--- EXERCISE DIRECTIONS ---
Within the lines below, find those that hold the string "icon" and copy each one.

** INFORMATION SHOWN follows **

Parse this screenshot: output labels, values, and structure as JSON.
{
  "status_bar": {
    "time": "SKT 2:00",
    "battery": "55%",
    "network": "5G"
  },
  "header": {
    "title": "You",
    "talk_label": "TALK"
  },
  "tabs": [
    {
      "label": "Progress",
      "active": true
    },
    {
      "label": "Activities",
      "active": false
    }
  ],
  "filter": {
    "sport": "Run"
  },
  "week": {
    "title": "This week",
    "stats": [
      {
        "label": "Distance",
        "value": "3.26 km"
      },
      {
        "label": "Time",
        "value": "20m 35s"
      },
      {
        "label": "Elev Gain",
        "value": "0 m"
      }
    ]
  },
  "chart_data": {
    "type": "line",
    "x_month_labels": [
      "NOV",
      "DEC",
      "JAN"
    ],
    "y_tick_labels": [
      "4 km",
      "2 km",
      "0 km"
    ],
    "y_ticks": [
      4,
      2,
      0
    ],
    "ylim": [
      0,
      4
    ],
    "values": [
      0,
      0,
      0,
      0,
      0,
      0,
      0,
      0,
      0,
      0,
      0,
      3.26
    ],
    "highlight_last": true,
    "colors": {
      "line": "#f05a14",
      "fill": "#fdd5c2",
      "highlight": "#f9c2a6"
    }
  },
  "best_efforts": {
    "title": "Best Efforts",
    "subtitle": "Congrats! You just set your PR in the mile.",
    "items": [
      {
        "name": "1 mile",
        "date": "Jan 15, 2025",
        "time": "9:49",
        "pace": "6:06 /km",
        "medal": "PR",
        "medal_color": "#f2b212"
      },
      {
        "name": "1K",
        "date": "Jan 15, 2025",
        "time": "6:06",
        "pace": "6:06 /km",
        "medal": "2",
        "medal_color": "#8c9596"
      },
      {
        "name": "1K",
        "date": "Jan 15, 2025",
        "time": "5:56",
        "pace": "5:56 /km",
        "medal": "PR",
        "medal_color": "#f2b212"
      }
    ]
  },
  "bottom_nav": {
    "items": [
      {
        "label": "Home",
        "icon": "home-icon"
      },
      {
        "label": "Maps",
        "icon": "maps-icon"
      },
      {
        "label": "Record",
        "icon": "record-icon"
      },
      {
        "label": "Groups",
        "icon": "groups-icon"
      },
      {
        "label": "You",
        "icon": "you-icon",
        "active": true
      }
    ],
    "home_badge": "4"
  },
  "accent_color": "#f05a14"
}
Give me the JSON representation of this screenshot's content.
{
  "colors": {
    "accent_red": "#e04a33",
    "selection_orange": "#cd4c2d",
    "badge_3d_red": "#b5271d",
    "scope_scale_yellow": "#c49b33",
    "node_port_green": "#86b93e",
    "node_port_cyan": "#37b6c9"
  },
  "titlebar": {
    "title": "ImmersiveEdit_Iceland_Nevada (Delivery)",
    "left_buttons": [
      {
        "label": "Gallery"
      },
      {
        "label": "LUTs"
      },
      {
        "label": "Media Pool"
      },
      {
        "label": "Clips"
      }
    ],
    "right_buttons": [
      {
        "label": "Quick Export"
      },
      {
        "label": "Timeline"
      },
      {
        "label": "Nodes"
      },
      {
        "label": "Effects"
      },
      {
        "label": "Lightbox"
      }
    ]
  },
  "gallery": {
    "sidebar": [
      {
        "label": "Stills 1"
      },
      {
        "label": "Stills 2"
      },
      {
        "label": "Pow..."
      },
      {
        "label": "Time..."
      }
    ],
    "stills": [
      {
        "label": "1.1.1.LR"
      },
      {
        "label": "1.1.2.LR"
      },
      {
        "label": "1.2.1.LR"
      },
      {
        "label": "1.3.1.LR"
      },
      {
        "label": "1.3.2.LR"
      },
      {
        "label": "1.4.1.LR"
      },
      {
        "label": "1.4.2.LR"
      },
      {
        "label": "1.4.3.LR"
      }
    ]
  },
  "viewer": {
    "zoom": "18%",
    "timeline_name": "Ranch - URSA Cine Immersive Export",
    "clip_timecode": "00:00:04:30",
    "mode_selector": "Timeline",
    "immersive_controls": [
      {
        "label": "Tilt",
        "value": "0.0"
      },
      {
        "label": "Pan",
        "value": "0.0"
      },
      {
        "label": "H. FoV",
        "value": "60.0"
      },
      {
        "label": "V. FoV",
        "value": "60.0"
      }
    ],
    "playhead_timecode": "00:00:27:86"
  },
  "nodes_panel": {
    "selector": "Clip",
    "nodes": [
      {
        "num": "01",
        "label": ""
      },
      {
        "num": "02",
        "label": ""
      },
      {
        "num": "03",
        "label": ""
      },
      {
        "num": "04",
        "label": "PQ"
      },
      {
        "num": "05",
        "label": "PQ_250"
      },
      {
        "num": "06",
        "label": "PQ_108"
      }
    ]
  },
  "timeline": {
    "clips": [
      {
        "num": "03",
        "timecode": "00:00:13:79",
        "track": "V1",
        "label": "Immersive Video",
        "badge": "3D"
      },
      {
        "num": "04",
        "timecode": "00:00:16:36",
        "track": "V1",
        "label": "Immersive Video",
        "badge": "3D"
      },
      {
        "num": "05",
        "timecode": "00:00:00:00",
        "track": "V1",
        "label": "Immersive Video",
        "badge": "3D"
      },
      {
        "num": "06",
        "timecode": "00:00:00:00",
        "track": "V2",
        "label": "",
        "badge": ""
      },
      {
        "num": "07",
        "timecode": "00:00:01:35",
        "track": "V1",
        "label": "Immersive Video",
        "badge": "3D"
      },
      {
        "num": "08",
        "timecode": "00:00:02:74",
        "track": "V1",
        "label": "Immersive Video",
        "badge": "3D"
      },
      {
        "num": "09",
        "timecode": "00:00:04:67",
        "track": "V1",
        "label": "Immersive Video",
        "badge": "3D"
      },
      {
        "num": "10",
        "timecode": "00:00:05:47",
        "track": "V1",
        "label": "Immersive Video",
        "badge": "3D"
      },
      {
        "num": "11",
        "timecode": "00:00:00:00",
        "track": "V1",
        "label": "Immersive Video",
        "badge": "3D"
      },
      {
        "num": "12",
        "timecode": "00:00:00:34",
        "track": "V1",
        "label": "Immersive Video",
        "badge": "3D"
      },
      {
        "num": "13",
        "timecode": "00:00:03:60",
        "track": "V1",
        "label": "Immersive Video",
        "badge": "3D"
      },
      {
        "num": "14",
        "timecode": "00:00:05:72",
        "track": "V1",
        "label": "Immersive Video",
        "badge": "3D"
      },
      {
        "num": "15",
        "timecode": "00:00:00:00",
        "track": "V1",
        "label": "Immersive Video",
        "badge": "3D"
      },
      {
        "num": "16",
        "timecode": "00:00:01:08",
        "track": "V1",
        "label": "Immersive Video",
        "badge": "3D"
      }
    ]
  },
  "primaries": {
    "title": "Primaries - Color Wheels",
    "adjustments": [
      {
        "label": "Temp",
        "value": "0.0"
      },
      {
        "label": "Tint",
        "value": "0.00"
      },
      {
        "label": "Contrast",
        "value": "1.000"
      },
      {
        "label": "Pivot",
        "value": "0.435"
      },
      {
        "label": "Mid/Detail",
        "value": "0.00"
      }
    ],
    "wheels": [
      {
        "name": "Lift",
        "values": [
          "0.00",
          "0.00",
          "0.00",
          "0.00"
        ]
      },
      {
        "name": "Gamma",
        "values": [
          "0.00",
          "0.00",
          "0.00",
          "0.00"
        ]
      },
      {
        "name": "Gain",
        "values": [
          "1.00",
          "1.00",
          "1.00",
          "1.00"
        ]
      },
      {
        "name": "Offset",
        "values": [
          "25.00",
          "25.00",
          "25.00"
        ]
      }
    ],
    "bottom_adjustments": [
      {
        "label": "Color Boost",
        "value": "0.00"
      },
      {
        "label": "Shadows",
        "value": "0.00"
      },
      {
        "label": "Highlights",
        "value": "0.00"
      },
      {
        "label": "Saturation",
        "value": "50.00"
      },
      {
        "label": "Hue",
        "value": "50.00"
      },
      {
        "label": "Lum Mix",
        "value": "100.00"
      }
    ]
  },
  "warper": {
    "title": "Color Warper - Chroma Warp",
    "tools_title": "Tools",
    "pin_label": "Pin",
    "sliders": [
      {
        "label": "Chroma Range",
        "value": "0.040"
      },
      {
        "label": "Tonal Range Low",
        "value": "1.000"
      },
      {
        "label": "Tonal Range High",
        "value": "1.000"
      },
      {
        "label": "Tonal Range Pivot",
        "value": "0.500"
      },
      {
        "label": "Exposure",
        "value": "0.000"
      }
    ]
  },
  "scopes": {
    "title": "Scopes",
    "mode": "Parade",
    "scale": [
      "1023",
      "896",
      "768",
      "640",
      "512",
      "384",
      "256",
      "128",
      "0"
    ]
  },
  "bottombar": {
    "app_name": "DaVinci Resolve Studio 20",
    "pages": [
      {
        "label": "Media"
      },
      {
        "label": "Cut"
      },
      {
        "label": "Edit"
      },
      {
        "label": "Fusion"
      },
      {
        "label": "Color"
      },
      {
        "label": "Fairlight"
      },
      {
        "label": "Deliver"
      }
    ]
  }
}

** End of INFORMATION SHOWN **

--- TASK ANSWER ---
        "icon": "home-icon"
        "icon": "maps-icon"
        "icon": "record-icon"
        "icon": "groups-icon"
        "icon": "you-icon",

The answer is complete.